Researchers at Fysikum have theoretically investigated the light activated hydrogen abstraction reaction of pyrrole in an optical nano cavity. The electronic excitation of pyrrole with UV light triggers the hydrogen detachment reaction along the NH bond. Their latest paper investigates how strong light-matter coupling of a tightly confined electromagnetic mode can be used to steer this reaction. The results suggest that the cavity can hugely influence the reaction efficiency and open up alternative reaction pathways.
The principle of strong coupling with confined light fields has been proposed five decades ago by Jaynes and Cummings. It has been successfully applied to atomic systems ever-since and resulted in a Nobel prize for Serge Haroche in 2012. Approximately around
the same time a team from France Thomas Ebbesen demonstrated that optical nano-cavitiescan modify the photo-chemistry of molecules opening up a new research area. The strong light-matter coupling greatly mixes the electronic degrees of freedom with the vibrational
modes and the photon mode to form hybrid field-matter states called polaritons. The manipulation of molecular potential energy surfaces by means of optical cavities is intriguing and opens up new ways of thinking about manipulating chemical reactions on a atomic level.
The investigated reaction in pyrrole is a good model system to understand how nano-cavities may be used to control more complex photo-chemical reactions. In the natural photo dissociation process, the molecule experiences a so-called conical intersection, which acts like a
funnel for the excitation. Pyrrole on the excited state dissociates completely within 200 fs. The main question that M. Gudem and M. Kowalewski have investigated is, if this photo reaction can be altered using the virtual photons from the light field. The strong light-matter couplings generated by the optical cavity create additional conical intersections along with the intrinsic CI in pyrrole. By varying the cavity frequency and the field strength, the dissociation barrier and the energy gap at the newly formed conical intersection can be modified. Consequently, the photolysis reaction dynamics of pyrrole can be manipulated. Depending on the cavity parameters, the hydrogen elimination reaction can either be accelerated to the lifetime of 10 fs

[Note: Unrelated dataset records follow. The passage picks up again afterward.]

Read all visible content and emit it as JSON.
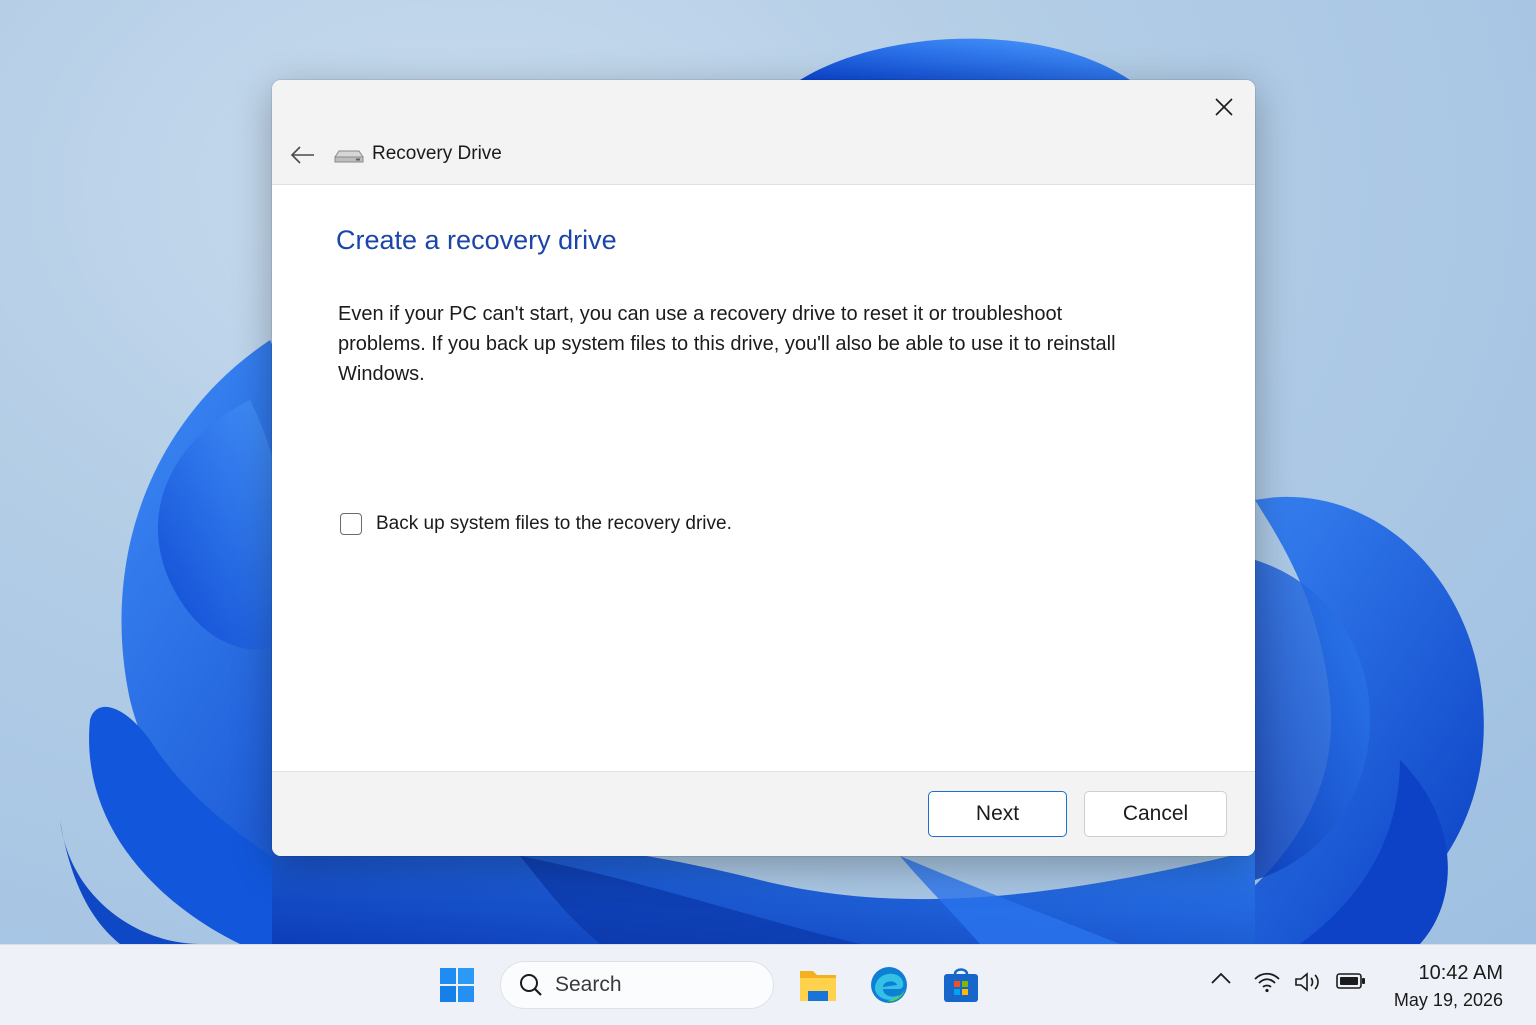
{
  "dialog": {
    "title": "Recovery Drive",
    "heading": "Create a recovery drive",
    "description": "Even if your PC can't start, you can use a recovery drive to reset it or troubleshoot problems. If you back up system files to this drive, you'll also be able to use it to reinstall Windows.",
    "checkbox_label": "Back up system files to the recovery drive.",
    "checkbox_checked": false,
    "next_label": "Next",
    "cancel_label": "Cancel",
    "icons": {
      "back": "back-arrow-icon",
      "app": "drive-icon",
      "close": "close-icon"
    }
  },
  "taskbar": {
    "search_placeholder": "Search",
    "pinned": [
      "start-icon",
      "file-explorer-icon",
      "edge-icon",
      "microsoft-store-icon"
    ],
    "tray": [
      "chevron-up-icon",
      "wifi-icon",
      "volume-icon",
      "battery-icon"
    ],
    "time": "10:42 AM",
    "date": "May 19, 2026"
  },
  "colors": {
    "accent": "#1a6fd0",
    "heading": "#1b45a8",
    "wallpaper_bloom": "#1565e6"
  }
}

or suppressed to the lifetime of 1.5 ps.
For more details, read here: https://pubs.acs.org/doi/abs/10.1021/acs.jpca.0c09252